── Records for processing

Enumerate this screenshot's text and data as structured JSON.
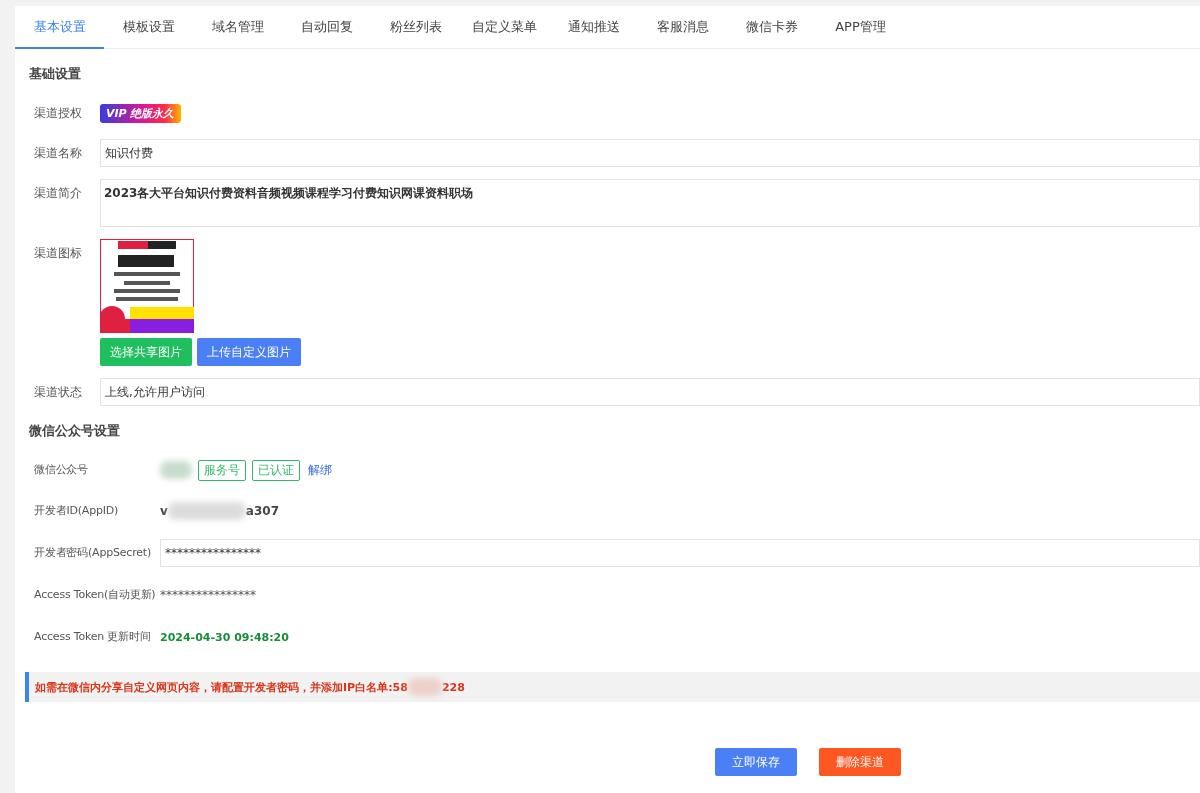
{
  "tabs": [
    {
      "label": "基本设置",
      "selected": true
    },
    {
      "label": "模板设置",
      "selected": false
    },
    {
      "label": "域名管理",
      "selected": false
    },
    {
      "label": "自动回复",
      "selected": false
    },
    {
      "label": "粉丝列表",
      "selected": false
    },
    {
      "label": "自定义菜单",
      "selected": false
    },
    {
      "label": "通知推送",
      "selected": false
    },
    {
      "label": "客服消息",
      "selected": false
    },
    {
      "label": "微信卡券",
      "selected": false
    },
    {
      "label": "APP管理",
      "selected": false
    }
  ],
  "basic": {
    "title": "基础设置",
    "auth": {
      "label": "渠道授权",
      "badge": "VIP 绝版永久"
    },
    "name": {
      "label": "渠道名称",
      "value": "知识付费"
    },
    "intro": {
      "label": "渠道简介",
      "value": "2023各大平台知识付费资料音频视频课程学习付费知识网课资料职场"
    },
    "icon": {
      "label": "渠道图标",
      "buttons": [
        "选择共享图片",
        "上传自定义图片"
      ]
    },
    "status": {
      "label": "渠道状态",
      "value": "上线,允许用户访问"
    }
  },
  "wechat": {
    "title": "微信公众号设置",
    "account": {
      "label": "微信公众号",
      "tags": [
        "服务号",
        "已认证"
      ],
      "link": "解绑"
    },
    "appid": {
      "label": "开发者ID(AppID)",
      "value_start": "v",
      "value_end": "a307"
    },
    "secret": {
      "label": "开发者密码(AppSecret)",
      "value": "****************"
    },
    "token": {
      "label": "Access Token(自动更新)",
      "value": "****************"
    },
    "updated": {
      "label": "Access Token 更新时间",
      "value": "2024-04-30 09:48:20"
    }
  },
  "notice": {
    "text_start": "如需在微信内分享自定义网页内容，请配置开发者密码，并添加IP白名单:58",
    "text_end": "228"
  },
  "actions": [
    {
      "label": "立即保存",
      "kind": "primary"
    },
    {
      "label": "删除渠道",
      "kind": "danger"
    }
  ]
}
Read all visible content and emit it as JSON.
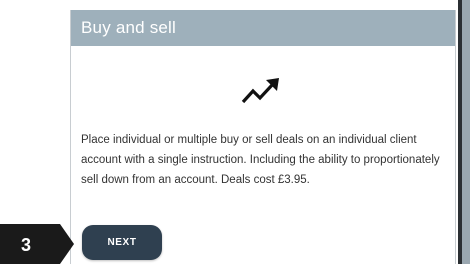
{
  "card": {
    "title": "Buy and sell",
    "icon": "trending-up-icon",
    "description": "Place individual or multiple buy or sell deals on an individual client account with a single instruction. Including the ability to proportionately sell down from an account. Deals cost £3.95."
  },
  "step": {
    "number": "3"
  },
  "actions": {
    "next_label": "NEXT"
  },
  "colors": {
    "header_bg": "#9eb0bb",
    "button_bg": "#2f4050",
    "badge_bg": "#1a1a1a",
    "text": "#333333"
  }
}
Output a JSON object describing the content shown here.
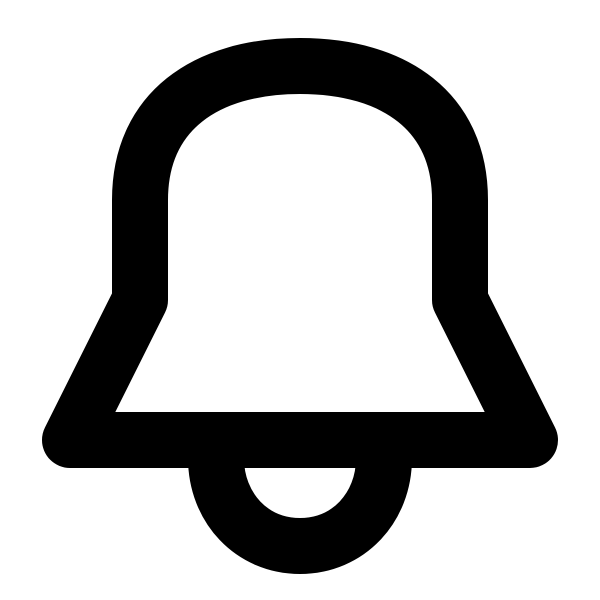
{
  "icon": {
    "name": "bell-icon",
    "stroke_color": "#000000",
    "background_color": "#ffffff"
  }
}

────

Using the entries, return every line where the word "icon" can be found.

Final answer ::
    "icon": {
    "icon": "trending-up-icon",
  "icon": {
    "name": "bell-icon",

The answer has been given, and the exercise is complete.